Web page and app entries:
◇ ◇ ◇ ◇ ◇
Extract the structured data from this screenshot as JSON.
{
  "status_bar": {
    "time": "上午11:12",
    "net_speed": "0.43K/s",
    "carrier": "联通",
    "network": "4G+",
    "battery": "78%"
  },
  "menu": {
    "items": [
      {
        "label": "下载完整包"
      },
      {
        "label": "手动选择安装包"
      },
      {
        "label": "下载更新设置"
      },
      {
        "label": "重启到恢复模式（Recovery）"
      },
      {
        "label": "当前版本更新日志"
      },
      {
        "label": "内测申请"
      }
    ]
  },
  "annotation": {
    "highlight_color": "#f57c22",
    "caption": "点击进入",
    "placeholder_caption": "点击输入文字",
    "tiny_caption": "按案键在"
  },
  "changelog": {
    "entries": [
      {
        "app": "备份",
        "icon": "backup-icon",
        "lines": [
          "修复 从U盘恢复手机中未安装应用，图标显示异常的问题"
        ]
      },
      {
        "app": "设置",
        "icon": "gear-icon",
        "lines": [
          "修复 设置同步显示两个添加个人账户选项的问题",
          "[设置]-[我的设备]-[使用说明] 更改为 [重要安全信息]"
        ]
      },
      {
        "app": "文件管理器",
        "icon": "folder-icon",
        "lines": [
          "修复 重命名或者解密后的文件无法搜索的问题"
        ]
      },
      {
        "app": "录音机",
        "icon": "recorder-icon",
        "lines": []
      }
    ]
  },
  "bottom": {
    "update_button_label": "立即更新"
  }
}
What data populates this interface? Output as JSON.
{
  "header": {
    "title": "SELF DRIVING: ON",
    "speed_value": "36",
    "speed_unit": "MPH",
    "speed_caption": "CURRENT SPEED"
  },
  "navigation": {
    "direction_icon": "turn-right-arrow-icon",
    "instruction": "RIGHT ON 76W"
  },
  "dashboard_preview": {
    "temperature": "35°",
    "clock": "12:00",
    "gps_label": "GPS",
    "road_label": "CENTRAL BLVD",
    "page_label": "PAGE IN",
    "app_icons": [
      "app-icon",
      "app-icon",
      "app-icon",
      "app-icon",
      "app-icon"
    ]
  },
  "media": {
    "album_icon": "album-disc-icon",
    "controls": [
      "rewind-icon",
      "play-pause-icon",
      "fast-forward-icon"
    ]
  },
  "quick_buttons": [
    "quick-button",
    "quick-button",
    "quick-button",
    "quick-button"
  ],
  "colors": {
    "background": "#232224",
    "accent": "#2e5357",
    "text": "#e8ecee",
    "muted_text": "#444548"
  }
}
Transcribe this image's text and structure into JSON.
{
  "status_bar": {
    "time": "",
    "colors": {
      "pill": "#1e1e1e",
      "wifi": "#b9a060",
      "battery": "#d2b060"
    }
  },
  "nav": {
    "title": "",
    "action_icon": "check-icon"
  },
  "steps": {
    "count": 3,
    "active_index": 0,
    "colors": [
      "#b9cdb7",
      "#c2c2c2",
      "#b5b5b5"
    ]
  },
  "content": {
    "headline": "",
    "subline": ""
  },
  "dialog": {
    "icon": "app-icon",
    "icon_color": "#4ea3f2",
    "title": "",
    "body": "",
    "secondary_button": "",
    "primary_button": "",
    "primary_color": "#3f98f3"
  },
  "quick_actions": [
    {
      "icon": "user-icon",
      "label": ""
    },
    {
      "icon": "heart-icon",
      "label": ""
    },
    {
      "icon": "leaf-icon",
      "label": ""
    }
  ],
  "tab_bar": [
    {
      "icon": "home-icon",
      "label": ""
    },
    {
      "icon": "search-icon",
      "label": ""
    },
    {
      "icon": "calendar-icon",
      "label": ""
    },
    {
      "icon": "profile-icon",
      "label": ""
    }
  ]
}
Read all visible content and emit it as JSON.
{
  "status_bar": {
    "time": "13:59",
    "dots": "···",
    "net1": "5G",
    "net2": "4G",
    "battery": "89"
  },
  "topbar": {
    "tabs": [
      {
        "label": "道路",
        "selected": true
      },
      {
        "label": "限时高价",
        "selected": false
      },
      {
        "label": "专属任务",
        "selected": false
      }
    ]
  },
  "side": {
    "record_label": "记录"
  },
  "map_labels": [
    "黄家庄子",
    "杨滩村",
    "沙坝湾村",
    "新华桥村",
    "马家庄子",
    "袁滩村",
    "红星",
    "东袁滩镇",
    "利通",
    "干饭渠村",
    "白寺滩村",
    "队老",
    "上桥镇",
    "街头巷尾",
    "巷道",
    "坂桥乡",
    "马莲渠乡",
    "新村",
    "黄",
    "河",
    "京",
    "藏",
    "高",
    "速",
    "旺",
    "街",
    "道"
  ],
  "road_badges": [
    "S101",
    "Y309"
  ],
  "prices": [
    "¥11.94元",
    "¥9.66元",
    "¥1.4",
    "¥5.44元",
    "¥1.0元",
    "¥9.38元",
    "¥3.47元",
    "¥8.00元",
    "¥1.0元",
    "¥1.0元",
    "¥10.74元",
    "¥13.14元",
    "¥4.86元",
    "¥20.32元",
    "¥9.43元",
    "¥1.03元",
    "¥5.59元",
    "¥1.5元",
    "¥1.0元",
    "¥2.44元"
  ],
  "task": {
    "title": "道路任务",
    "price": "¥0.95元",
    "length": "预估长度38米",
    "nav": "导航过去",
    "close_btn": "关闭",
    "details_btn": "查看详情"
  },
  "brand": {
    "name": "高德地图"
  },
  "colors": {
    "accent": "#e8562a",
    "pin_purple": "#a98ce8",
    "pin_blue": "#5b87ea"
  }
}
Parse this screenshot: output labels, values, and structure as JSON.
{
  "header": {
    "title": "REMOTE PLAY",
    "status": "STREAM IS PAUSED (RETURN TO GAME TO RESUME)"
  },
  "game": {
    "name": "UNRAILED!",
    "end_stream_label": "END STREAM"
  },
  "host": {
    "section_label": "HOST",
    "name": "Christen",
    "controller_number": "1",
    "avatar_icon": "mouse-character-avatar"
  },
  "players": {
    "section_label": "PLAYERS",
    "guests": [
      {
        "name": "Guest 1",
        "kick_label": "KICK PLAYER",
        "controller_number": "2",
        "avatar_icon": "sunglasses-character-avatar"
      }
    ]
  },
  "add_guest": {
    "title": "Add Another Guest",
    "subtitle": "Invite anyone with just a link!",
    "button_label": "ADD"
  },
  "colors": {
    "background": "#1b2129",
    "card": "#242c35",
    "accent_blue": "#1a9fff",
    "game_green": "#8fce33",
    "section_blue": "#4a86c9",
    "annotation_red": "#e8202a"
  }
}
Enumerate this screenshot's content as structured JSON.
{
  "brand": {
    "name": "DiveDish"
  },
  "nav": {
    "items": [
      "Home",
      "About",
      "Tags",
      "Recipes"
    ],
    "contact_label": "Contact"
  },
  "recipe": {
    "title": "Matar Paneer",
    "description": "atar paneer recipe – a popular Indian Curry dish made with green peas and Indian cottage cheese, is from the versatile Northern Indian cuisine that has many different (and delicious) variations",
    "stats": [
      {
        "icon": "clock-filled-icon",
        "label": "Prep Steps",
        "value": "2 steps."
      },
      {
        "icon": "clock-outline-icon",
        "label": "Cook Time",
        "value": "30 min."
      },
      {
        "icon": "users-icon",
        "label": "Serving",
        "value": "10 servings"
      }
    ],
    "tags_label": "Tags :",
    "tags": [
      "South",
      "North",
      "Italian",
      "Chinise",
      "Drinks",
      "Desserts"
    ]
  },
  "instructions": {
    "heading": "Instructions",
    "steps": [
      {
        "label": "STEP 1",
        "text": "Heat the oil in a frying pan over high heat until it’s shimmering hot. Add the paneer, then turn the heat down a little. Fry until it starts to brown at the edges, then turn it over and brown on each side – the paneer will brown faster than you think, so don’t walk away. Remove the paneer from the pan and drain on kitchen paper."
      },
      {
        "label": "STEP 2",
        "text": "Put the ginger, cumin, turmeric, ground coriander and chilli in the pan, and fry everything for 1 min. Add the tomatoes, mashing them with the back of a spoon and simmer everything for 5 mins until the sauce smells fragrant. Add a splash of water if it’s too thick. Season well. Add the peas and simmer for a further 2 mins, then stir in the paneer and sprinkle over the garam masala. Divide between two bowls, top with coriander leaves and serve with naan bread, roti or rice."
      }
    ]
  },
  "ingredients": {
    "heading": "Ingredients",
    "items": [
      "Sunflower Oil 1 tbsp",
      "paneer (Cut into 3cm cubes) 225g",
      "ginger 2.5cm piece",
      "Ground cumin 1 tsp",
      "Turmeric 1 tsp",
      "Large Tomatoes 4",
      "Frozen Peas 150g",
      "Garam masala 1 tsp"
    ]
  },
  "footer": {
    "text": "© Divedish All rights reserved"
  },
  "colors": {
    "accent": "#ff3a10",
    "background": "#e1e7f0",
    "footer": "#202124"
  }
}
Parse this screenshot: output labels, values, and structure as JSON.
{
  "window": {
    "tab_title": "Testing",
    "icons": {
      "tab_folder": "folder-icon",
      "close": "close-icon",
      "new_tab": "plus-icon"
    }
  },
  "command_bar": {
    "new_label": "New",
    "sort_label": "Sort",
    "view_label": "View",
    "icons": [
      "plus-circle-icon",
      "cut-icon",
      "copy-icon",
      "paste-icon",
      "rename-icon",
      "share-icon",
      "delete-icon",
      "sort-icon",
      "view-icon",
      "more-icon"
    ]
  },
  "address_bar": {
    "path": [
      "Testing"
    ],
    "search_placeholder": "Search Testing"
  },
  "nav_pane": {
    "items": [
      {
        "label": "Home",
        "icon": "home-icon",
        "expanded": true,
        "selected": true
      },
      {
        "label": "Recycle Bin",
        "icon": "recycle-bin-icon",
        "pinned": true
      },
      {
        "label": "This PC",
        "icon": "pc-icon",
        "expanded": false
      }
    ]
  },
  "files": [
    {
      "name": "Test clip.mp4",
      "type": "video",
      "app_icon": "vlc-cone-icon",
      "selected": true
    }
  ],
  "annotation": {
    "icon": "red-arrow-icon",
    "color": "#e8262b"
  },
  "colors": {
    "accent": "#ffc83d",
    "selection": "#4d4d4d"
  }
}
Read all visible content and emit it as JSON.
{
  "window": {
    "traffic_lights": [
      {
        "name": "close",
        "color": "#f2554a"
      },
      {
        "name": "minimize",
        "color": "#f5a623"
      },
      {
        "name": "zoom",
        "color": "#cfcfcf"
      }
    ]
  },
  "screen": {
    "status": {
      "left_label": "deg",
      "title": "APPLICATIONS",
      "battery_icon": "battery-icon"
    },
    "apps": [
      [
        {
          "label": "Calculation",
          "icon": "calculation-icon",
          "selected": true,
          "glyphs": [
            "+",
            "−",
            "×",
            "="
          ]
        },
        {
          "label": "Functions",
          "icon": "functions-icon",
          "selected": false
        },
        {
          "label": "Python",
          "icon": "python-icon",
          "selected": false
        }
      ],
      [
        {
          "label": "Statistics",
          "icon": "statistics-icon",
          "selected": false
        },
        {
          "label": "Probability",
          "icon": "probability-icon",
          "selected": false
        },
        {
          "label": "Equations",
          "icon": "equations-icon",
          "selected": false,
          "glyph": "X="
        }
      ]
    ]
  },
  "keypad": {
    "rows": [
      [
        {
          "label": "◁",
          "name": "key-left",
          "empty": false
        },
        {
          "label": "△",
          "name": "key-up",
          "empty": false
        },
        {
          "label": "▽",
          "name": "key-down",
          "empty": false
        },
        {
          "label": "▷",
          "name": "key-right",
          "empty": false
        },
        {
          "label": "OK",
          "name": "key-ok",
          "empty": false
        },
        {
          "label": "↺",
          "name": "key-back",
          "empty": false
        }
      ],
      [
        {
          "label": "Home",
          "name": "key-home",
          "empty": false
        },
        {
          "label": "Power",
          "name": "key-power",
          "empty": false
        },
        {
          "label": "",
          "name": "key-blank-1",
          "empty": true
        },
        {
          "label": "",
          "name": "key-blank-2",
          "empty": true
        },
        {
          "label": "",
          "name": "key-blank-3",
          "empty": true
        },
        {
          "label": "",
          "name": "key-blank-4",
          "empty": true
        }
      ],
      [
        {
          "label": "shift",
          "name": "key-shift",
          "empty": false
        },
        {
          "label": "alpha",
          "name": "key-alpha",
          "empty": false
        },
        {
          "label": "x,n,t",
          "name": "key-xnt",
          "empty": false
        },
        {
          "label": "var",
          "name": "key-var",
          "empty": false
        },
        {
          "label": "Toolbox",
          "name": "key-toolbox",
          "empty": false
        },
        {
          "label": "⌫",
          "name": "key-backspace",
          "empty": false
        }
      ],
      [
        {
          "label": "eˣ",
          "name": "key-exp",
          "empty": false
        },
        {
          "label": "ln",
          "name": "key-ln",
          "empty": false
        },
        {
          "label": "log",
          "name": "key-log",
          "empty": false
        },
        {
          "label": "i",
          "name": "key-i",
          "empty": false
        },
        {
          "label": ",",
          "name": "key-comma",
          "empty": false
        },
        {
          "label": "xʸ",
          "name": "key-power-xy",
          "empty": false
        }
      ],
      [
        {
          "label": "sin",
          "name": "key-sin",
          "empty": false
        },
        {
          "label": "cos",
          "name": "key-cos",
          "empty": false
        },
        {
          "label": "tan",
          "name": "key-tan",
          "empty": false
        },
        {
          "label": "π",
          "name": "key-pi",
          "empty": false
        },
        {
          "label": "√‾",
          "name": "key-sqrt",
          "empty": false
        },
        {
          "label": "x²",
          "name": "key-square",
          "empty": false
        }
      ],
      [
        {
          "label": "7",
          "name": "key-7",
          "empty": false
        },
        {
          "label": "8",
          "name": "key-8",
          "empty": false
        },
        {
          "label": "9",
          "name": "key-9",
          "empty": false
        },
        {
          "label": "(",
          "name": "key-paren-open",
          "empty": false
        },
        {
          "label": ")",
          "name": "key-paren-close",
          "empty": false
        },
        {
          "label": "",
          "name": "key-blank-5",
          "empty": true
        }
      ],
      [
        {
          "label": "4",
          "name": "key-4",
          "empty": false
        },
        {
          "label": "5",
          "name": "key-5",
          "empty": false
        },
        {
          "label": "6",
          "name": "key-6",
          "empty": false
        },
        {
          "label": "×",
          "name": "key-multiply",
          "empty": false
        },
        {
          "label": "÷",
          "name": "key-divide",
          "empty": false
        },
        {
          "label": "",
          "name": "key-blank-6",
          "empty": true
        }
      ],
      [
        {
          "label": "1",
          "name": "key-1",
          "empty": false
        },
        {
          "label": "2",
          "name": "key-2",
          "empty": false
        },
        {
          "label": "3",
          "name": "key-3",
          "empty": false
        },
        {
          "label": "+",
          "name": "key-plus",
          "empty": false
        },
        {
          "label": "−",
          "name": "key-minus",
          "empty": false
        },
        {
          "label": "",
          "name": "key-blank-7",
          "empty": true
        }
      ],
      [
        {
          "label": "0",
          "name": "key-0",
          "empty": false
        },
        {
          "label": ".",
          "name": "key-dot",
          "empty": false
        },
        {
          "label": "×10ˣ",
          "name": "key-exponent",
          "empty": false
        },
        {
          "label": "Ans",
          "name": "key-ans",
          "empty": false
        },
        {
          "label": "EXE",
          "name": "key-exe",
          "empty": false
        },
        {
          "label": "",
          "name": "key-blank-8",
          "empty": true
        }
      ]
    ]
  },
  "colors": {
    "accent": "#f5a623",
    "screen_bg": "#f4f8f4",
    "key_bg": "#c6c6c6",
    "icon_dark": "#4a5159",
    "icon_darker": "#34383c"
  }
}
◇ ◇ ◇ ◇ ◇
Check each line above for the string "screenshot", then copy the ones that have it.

Extract the structured data from this screenshot as JSON.
Parse this screenshot: output labels, values, and structure as JSON.
Enumerate this screenshot's content as structured JSON.
Parse this screenshot: output labels, values, and structure as JSON.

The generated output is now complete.